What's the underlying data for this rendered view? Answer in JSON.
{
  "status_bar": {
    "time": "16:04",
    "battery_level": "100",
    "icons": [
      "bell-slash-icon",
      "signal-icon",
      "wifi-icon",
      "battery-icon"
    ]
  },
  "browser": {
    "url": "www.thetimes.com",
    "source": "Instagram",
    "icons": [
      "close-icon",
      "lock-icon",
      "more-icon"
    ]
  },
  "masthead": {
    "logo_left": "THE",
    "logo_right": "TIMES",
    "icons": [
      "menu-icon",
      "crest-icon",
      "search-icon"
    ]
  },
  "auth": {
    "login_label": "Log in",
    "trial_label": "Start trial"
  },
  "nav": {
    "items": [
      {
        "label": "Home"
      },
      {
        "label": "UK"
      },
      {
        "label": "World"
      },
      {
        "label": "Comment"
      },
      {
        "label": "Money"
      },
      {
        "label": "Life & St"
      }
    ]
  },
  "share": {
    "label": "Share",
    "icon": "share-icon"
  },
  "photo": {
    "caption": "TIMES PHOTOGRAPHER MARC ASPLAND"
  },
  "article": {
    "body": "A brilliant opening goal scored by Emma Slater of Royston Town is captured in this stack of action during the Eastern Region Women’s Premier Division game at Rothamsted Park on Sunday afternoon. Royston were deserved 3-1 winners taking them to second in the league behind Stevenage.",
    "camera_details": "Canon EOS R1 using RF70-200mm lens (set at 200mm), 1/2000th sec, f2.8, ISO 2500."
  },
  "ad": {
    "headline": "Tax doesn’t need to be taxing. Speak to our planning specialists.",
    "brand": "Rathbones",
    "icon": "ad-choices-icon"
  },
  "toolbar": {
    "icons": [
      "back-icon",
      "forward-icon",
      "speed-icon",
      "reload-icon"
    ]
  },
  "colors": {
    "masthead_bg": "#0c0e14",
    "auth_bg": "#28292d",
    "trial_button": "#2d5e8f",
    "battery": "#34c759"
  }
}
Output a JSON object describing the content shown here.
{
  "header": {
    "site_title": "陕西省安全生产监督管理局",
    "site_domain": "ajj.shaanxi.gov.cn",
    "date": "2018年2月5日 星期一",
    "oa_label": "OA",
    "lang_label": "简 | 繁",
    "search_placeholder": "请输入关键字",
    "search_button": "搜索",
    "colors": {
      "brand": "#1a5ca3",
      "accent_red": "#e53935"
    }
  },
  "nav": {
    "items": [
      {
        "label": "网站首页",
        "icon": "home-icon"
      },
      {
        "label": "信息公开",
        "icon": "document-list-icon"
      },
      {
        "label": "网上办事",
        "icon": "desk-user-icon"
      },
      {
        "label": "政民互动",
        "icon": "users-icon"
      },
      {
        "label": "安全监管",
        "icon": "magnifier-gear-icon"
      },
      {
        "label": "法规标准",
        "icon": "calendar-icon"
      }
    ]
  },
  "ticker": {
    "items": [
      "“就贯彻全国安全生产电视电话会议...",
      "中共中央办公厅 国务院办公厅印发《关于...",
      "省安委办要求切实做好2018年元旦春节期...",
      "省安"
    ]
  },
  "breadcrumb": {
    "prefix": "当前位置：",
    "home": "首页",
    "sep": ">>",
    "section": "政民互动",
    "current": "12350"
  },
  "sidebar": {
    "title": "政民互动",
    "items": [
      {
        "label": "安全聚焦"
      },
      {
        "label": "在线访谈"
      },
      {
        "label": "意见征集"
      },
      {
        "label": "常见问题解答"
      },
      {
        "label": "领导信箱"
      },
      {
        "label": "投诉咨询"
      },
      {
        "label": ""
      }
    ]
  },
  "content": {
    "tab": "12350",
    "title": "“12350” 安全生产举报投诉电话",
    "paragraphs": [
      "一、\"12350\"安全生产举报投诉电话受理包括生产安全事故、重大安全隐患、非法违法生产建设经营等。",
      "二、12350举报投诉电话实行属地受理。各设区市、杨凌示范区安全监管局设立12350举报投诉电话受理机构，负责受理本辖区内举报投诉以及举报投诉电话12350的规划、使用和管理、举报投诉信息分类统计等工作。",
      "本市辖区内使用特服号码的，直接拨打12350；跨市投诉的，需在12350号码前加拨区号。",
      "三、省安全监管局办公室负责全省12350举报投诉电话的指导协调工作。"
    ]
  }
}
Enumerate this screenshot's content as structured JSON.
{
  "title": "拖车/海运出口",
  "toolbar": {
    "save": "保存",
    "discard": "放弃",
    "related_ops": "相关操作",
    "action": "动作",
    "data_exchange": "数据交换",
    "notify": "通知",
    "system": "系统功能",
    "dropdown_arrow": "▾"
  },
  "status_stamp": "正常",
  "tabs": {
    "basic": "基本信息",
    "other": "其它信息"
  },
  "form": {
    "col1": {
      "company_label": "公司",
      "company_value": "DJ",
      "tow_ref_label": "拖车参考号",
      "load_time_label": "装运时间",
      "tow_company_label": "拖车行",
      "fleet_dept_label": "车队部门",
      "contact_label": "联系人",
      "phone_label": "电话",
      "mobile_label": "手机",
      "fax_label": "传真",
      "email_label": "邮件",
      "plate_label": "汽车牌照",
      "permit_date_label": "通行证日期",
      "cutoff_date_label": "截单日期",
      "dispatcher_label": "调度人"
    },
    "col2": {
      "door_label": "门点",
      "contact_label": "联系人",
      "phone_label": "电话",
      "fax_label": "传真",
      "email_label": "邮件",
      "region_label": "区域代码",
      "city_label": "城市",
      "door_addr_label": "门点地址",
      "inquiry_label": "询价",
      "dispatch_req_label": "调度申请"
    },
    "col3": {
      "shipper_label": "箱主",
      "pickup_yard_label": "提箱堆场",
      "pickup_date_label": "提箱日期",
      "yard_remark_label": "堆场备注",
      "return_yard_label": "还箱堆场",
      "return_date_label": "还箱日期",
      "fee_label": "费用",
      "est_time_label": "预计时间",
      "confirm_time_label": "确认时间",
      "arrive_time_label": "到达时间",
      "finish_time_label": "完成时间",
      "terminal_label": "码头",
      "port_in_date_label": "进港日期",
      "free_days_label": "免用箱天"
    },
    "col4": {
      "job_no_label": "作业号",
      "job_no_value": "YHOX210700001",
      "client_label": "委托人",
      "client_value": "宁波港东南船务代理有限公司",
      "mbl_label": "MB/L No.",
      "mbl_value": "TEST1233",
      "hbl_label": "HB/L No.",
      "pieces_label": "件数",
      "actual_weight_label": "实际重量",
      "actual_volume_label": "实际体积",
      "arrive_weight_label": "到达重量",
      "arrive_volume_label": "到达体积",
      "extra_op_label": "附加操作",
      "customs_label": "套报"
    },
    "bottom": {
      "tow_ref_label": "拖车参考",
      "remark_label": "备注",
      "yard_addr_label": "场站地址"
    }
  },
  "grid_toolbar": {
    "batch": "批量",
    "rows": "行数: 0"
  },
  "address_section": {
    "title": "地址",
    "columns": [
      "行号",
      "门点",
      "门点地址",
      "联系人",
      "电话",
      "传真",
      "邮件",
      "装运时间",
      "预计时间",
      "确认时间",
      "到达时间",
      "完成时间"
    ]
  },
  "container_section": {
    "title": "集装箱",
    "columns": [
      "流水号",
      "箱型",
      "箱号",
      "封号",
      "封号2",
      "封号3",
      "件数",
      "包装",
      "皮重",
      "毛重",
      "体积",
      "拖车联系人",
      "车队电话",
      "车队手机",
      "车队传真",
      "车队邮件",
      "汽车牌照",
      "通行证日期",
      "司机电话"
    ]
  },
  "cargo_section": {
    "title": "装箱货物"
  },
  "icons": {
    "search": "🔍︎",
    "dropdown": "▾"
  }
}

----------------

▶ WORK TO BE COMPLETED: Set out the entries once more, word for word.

▶ RESPONSE FOR THIS EXERCISE:
What's the underlying data for this rendered view? Answer in JSON.
{
  "status_bar": {
    "time": "16:04",
    "battery_level": "100",
    "icons": [
      "bell-slash-icon",
      "signal-icon",
      "wifi-icon",
      "battery-icon"
    ]
  },
  "browser": {
    "url": "www.thetimes.com",
    "source": "Instagram",
    "icons": [
      "close-icon",
      "lock-icon",
      "more-icon"
    ]
  },
  "masthead": {
    "logo_left": "THE",
    "logo_right": "TIMES",
    "icons": [
      "menu-icon",
      "crest-icon",
      "search-icon"
    ]
  },
  "auth": {
    "login_label": "Log in",
    "trial_label": "Start trial"
  },
  "nav": {
    "items": [
      {
        "label": "Home"
      },
      {
        "label": "UK"
      },
      {
        "label": "World"
      },
      {
        "label": "Comment"
      },
      {
        "label": "Money"
      },
      {
        "label": "Life & St"
      }
    ]
  },
  "share": {
    "label": "Share",
    "icon": "share-icon"
  },
  "photo": {
    "caption": "TIMES PHOTOGRAPHER MARC ASPLAND"
  },
  "article": {
    "body": "A brilliant opening goal scored by Emma Slater of Royston Town is captured in this stack of action during the Eastern Region Women’s Premier Division game at Rothamsted Park on Sunday afternoon. Royston were deserved 3-1 winners taking them to second in the league behind Stevenage.",
    "camera_details": "Canon EOS R1 using RF70-200mm lens (set at 200mm), 1/2000th sec, f2.8, ISO 2500."
  },
  "ad": {
    "headline": "Tax doesn’t need to be taxing. Speak to our planning specialists.",
    "brand": "Rathbones",
    "icon": "ad-choices-icon"
  },
  "toolbar": {
    "icons": [
      "back-icon",
      "forward-icon",
      "speed-icon",
      "reload-icon"
    ]
  },
  "colors": {
    "masthead_bg": "#0c0e14",
    "auth_bg": "#28292d",
    "trial_button": "#2d5e8f",
    "battery": "#34c759"
  }
}
Output a JSON object describing the content shown here.
{
  "header": {
    "site_title": "陕西省安全生产监督管理局",
    "site_domain": "ajj.shaanxi.gov.cn",
    "date": "2018年2月5日 星期一",
    "oa_label": "OA",
    "lang_label": "简 | 繁",
    "search_placeholder": "请输入关键字",
    "search_button": "搜索",
    "colors": {
      "brand": "#1a5ca3",
      "accent_red": "#e53935"
    }
  },
  "nav": {
    "items": [
      {
        "label": "网站首页",
        "icon": "home-icon"
      },
      {
        "label": "信息公开",
        "icon": "document-list-icon"
      },
      {
        "label": "网上办事",
        "icon": "desk-user-icon"
      },
      {
        "label": "政民互动",
        "icon": "users-icon"
      },
      {
        "label": "安全监管",
        "icon": "magnifier-gear-icon"
      },
      {
        "label": "法规标准",
        "icon": "calendar-icon"
      }
    ]
  },
  "ticker": {
    "items": [
      "“就贯彻全国安全生产电视电话会议...",
      "中共中央办公厅 国务院办公厅印发《关于...",
      "省安委办要求切实做好2018年元旦春节期...",
      "省安"
    ]
  },
  "breadcrumb": {
    "prefix": "当前位置：",
    "home": "首页",
    "sep": ">>",
    "section": "政民互动",
    "current": "12350"
  },
  "sidebar": {
    "title": "政民互动",
    "items": [
      {
        "label": "安全聚焦"
      },
      {
        "label": "在线访谈"
      },
      {
        "label": "意见征集"
      },
      {
        "label": "常见问题解答"
      },
      {
        "label": "领导信箱"
      },
      {
        "label": "投诉咨询"
      },
      {
        "label": ""
      }
    ]
  },
  "content": {
    "tab": "12350",
    "title": "“12350” 安全生产举报投诉电话",
    "paragraphs": [
      "一、\"12350\"安全生产举报投诉电话受理包括生产安全事故、重大安全隐患、非法违法生产建设经营等。",
      "二、12350举报投诉电话实行属地受理。各设区市、杨凌示范区安全监管局设立12350举报投诉电话受理机构，负责受理本辖区内举报投诉以及举报投诉电话12350的规划、使用和管理、举报投诉信息分类统计等工作。",
      "本市辖区内使用特服号码的，直接拨打12350；跨市投诉的，需在12350号码前加拨区号。",
      "三、省安全监管局办公室负责全省12350举报投诉电话的指导协调工作。"
    ]
  }
}
Enumerate this screenshot's content as structured JSON.
{
  "title": "拖车/海运出口",
  "toolbar": {
    "save": "保存",
    "discard": "放弃",
    "related_ops": "相关操作",
    "action": "动作",
    "data_exchange": "数据交换",
    "notify": "通知",
    "system": "系统功能",
    "dropdown_arrow": "▾"
  },
  "status_stamp": "正常",
  "tabs": {
    "basic": "基本信息",
    "other": "其它信息"
  },
  "form": {
    "col1": {
      "company_label": "公司",
      "company_value": "DJ",
      "tow_ref_label": "拖车参考号",
      "load_time_label": "装运时间",
      "tow_company_label": "拖车行",
      "fleet_dept_label": "车队部门",
      "contact_label": "联系人",
      "phone_label": "电话",
      "mobile_label": "手机",
      "fax_label": "传真",
      "email_label": "邮件",
      "plate_label": "汽车牌照",
      "permit_date_label": "通行证日期",
      "cutoff_date_label": "截单日期",
      "dispatcher_label": "调度人"
    },
    "col2": {
      "door_label": "门点",
      "contact_label": "联系人",
      "phone_label": "电话",
      "fax_label": "传真",
      "email_label": "邮件",
      "region_label": "区域代码",
      "city_label": "城市",
      "door_addr_label": "门点地址",
      "inquiry_label": "询价",
      "dispatch_req_label": "调度申请"
    },
    "col3": {
      "shipper_label": "箱主",
      "pickup_yard_label": "提箱堆场",
      "pickup_date_label": "提箱日期",
      "yard_remark_label": "堆场备注",
      "return_yard_label": "还箱堆场",
      "return_date_label": "还箱日期",
      "fee_label": "费用",
      "est_time_label": "预计时间",
      "confirm_time_label": "确认时间",
      "arrive_time_label": "到达时间",
      "finish_time_label": "完成时间",
      "terminal_label": "码头",
      "port_in_date_label": "进港日期",
      "free_days_label": "免用箱天"
    },
    "col4": {
      "job_no_label": "作业号",
      "job_no_value": "YHOX210700001",
      "client_label": "委托人",
      "client_value": "宁波港东南船务代理有限公司",
      "mbl_label": "MB/L No.",
      "mbl_value": "TEST1233",
      "hbl_label": "HB/L No.",
      "pieces_label": "件数",
      "actual_weight_label": "实际重量",
      "actual_volume_label": "实际体积",
      "arrive_weight_label": "到达重量",
      "arrive_volume_label": "到达体积",
      "extra_op_label": "附加操作",
      "customs_label": "套报"
    },
    "bottom": {
      "tow_ref_label": "拖车参考",
      "remark_label": "备注",
      "yard_addr_label": "场站地址"
    }
  },
  "grid_toolbar": {
    "batch": "批量",
    "rows": "行数: 0"
  },
  "address_section": {
    "title": "地址",
    "columns": [
      "行号",
      "门点",
      "门点地址",
      "联系人",
      "电话",
      "传真",
      "邮件",
      "装运时间",
      "预计时间",
      "确认时间",
      "到达时间",
      "完成时间"
    ]
  },
  "container_section": {
    "title": "集装箱",
    "columns": [
      "流水号",
      "箱型",
      "箱号",
      "封号",
      "封号2",
      "封号3",
      "件数",
      "包装",
      "皮重",
      "毛重",
      "体积",
      "拖车联系人",
      "车队电话",
      "车队手机",
      "车队传真",
      "车队邮件",
      "汽车牌照",
      "通行证日期",
      "司机电话"
    ]
  },
  "cargo_section": {
    "title": "装箱货物"
  },
  "icons": {
    "search": "🔍︎",
    "dropdown": "▾"
  }
}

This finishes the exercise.